PROBLEM TO WORK ON: Every line of the data should be output word for word.

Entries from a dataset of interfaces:
++++

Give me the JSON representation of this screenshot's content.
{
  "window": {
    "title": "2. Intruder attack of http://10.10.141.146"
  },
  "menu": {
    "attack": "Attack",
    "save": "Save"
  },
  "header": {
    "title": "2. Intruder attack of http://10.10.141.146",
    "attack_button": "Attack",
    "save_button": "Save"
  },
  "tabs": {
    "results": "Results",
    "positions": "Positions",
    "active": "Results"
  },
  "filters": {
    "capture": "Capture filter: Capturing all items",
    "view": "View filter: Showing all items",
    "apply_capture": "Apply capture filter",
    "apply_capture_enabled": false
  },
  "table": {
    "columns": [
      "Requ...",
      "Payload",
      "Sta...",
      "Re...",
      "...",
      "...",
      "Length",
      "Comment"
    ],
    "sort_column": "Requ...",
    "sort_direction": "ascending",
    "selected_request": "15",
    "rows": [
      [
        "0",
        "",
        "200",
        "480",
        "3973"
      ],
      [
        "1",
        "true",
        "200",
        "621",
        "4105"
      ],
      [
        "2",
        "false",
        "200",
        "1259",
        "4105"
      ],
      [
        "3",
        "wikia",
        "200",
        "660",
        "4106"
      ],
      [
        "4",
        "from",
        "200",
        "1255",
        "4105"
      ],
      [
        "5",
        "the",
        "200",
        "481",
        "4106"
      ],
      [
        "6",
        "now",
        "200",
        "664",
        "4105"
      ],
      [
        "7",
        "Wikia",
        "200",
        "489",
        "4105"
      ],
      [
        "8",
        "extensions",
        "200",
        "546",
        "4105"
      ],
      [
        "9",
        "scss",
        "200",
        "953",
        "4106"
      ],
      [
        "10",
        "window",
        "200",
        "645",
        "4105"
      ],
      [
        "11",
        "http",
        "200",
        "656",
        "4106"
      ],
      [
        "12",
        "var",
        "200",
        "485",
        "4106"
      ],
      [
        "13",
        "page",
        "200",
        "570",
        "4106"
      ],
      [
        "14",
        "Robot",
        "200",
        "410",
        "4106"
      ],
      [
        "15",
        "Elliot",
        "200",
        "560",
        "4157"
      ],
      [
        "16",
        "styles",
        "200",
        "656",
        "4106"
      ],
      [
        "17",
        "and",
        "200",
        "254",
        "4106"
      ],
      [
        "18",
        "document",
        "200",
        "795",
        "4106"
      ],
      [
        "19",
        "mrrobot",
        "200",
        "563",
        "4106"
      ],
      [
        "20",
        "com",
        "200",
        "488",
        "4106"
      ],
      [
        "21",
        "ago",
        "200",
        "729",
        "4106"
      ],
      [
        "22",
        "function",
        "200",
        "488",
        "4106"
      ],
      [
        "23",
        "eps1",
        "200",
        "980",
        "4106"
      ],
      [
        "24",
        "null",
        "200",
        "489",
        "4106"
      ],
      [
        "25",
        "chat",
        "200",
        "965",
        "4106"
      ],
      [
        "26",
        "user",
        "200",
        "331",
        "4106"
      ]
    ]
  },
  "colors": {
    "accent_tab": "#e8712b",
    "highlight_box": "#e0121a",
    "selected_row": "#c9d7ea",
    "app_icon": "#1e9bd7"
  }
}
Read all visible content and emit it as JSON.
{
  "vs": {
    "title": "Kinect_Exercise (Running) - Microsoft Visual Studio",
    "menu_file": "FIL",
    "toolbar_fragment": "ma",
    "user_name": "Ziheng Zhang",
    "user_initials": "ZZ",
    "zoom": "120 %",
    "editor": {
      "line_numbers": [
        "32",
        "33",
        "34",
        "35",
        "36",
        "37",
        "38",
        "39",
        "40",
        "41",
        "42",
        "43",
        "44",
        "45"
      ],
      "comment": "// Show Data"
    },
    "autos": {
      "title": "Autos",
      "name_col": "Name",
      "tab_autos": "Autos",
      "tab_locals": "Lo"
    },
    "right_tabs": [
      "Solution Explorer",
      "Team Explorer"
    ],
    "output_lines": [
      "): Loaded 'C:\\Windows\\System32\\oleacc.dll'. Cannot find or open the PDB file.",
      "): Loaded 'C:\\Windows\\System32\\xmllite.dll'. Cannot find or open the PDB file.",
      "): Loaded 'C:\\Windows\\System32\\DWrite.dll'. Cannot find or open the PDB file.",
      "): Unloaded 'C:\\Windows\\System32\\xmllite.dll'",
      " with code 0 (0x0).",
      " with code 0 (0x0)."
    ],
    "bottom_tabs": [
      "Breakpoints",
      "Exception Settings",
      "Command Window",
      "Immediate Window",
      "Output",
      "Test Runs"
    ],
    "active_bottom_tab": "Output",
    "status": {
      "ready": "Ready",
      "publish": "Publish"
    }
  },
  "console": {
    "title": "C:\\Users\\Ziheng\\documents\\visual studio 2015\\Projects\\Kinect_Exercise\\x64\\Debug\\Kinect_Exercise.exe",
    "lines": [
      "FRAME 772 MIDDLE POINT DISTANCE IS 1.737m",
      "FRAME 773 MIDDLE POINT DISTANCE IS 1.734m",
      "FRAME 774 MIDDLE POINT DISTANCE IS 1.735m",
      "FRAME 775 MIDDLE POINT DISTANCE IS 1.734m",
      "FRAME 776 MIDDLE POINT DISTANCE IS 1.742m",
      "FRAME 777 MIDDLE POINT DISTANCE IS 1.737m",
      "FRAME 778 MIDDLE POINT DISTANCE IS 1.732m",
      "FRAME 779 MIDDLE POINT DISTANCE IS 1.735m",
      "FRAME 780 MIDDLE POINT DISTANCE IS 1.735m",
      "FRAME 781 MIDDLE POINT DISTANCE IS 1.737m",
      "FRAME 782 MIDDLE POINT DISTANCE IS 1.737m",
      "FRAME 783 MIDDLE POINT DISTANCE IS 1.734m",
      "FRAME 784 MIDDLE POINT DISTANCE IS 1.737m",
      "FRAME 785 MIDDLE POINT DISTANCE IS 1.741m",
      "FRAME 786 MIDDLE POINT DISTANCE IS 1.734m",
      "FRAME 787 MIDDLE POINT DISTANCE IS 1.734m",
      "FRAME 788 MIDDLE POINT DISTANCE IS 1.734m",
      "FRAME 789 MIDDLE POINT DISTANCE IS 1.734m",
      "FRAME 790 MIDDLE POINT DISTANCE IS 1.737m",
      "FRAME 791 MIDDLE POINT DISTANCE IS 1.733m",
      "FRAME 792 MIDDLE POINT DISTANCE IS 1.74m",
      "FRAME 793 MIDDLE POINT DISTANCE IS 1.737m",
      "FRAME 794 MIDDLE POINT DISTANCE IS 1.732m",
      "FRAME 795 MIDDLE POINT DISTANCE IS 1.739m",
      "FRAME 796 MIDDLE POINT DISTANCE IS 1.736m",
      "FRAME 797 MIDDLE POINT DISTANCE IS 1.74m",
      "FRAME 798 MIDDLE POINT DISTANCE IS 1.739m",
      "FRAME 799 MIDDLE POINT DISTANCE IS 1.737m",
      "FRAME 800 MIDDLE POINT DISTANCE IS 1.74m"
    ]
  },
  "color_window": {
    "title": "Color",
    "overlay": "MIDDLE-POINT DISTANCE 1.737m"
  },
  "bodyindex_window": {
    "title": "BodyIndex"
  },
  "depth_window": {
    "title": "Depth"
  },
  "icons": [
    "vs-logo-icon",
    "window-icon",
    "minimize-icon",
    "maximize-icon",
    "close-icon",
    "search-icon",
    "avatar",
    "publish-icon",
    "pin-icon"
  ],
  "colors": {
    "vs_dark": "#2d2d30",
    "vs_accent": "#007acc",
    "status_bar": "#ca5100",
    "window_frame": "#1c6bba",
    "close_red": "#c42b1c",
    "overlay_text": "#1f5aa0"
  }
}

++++

EXPECTED OUTPUT:
Give me the JSON representation of this screenshot's content.
{
  "window": {
    "title": "2. Intruder attack of http://10.10.141.146"
  },
  "menu": {
    "attack": "Attack",
    "save": "Save"
  },
  "header": {
    "title": "2. Intruder attack of http://10.10.141.146",
    "attack_button": "Attack",
    "save_button": "Save"
  },
  "tabs": {
    "results": "Results",
    "positions": "Positions",
    "active": "Results"
  },
  "filters": {
    "capture": "Capture filter: Capturing all items",
    "view": "View filter: Showing all items",
    "apply_capture": "Apply capture filter",
    "apply_capture_enabled": false
  },
  "table": {
    "columns": [
      "Requ...",
      "Payload",
      "Sta...",
      "Re...",
      "...",
      "...",
      "Length",
      "Comment"
    ],
    "sort_column": "Requ...",
    "sort_direction": "ascending",
    "selected_request": "15",
    "rows": [
      [
        "0",
        "",
        "200",
        "480",
        "3973"
      ],
      [
        "1",
        "true",
        "200",
        "621",
        "4105"
      ],
      [
        "2",
        "false",
        "200",
        "1259",
        "4105"
      ],
      [
        "3",
        "wikia",
        "200",
        "660",
        "4106"
      ],
      [
        "4",
        "from",
        "200",
        "1255",
        "4105"
      ],
      [
        "5",
        "the",
        "200",
        "481",
        "4106"
      ],
      [
        "6",
        "now",
        "200",
        "664",
        "4105"
      ],
      [
        "7",
        "Wikia",
        "200",
        "489",
        "4105"
      ],
      [
        "8",
        "extensions",
        "200",
        "546",
        "4105"
      ],
      [
        "9",
        "scss",
        "200",
        "953",
        "4106"
      ],
      [
        "10",
        "window",
        "200",
        "645",
        "4105"
      ],
      [
        "11",
        "http",
        "200",
        "656",
        "4106"
      ],
      [
        "12",
        "var",
        "200",
        "485",
        "4106"
      ],
      [
        "13",
        "page",
        "200",
        "570",
        "4106"
      ],
      [
        "14",
        "Robot",
        "200",
        "410",
        "4106"
      ],
      [
        "15",
        "Elliot",
        "200",
        "560",
        "4157"
      ],
      [
        "16",
        "styles",
        "200",
        "656",
        "4106"
      ],
      [
        "17",
        "and",
        "200",
        "254",
        "4106"
      ],
      [
        "18",
        "document",
        "200",
        "795",
        "4106"
      ],
      [
        "19",
        "mrrobot",
        "200",
        "563",
        "4106"
      ],
      [
        "20",
        "com",
        "200",
        "488",
        "4106"
      ],
      [
        "21",
        "ago",
        "200",
        "729",
        "4106"
      ],
      [
        "22",
        "function",
        "200",
        "488",
        "4106"
      ],
      [
        "23",
        "eps1",
        "200",
        "980",
        "4106"
      ],
      [
        "24",
        "null",
        "200",
        "489",
        "4106"
      ],
      [
        "25",
        "chat",
        "200",
        "965",
        "4106"
      ],
      [
        "26",
        "user",
        "200",
        "331",
        "4106"
      ]
    ]
  },
  "colors": {
    "accent_tab": "#e8712b",
    "highlight_box": "#e0121a",
    "selected_row": "#c9d7ea",
    "app_icon": "#1e9bd7"
  }
}
Read all visible content and emit it as JSON.
{
  "vs": {
    "title": "Kinect_Exercise (Running) - Microsoft Visual Studio",
    "menu_file": "FIL",
    "toolbar_fragment": "ma",
    "user_name": "Ziheng Zhang",
    "user_initials": "ZZ",
    "zoom": "120 %",
    "editor": {
      "line_numbers": [
        "32",
        "33",
        "34",
        "35",
        "36",
        "37",
        "38",
        "39",
        "40",
        "41",
        "42",
        "43",
        "44",
        "45"
      ],
      "comment": "// Show Data"
    },
    "autos": {
      "title": "Autos",
      "name_col": "Name",
      "tab_autos": "Autos",
      "tab_locals": "Lo"
    },
    "right_tabs": [
      "Solution Explorer",
      "Team Explorer"
    ],
    "output_lines": [
      "): Loaded 'C:\\Windows\\System32\\oleacc.dll'. Cannot find or open the PDB file.",
      "): Loaded 'C:\\Windows\\System32\\xmllite.dll'. Cannot find or open the PDB file.",
      "): Loaded 'C:\\Windows\\System32\\DWrite.dll'. Cannot find or open the PDB file.",
      "): Unloaded 'C:\\Windows\\System32\\xmllite.dll'",
      " with code 0 (0x0).",
      " with code 0 (0x0)."
    ],
    "bottom_tabs": [
      "Breakpoints",
      "Exception Settings",
      "Command Window",
      "Immediate Window",
      "Output",
      "Test Runs"
    ],
    "active_bottom_tab": "Output",
    "status": {
      "ready": "Ready",
      "publish": "Publish"
    }
  },
  "console": {
    "title": "C:\\Users\\Ziheng\\documents\\visual studio 2015\\Projects\\Kinect_Exercise\\x64\\Debug\\Kinect_Exercise.exe",
    "lines": [
      "FRAME 772 MIDDLE POINT DISTANCE IS 1.737m",
      "FRAME 773 MIDDLE POINT DISTANCE IS 1.734m",
      "FRAME 774 MIDDLE POINT DISTANCE IS 1.735m",
      "FRAME 775 MIDDLE POINT DISTANCE IS 1.734m",
      "FRAME 776 MIDDLE POINT DISTANCE IS 1.742m",
      "FRAME 777 MIDDLE POINT DISTANCE IS 1.737m",
      "FRAME 778 MIDDLE POINT DISTANCE IS 1.732m",
      "FRAME 779 MIDDLE POINT DISTANCE IS 1.735m",
      "FRAME 780 MIDDLE POINT DISTANCE IS 1.735m",
      "FRAME 781 MIDDLE POINT DISTANCE IS 1.737m",
      "FRAME 782 MIDDLE POINT DISTANCE IS 1.737m",
      "FRAME 783 MIDDLE POINT DISTANCE IS 1.734m",
      "FRAME 784 MIDDLE POINT DISTANCE IS 1.737m",
      "FRAME 785 MIDDLE POINT DISTANCE IS 1.741m",
      "FRAME 786 MIDDLE POINT DISTANCE IS 1.734m",
      "FRAME 787 MIDDLE POINT DISTANCE IS 1.734m",
      "FRAME 788 MIDDLE POINT DISTANCE IS 1.734m",
      "FRAME 789 MIDDLE POINT DISTANCE IS 1.734m",
      "FRAME 790 MIDDLE POINT DISTANCE IS 1.737m",
      "FRAME 791 MIDDLE POINT DISTANCE IS 1.733m",
      "FRAME 792 MIDDLE POINT DISTANCE IS 1.74m",
      "FRAME 793 MIDDLE POINT DISTANCE IS 1.737m",
      "FRAME 794 MIDDLE POINT DISTANCE IS 1.732m",
      "FRAME 795 MIDDLE POINT DISTANCE IS 1.739m",
      "FRAME 796 MIDDLE POINT DISTANCE IS 1.736m",
      "FRAME 797 MIDDLE POINT DISTANCE IS 1.74m",
      "FRAME 798 MIDDLE POINT DISTANCE IS 1.739m",
      "FRAME 799 MIDDLE POINT DISTANCE IS 1.737m",
      "FRAME 800 MIDDLE POINT DISTANCE IS 1.74m"
    ]
  },
  "color_window": {
    "title": "Color",
    "overlay": "MIDDLE-POINT DISTANCE 1.737m"
  },
  "bodyindex_window": {
    "title": "BodyIndex"
  },
  "depth_window": {
    "title": "Depth"
  },
  "icons": [
    "vs-logo-icon",
    "window-icon",
    "minimize-icon",
    "maximize-icon",
    "close-icon",
    "search-icon",
    "avatar",
    "publish-icon",
    "pin-icon"
  ],
  "colors": {
    "vs_dark": "#2d2d30",
    "vs_accent": "#007acc",
    "status_bar": "#ca5100",
    "window_frame": "#1c6bba",
    "close_red": "#c42b1c",
    "overlay_text": "#1f5aa0"
  }
}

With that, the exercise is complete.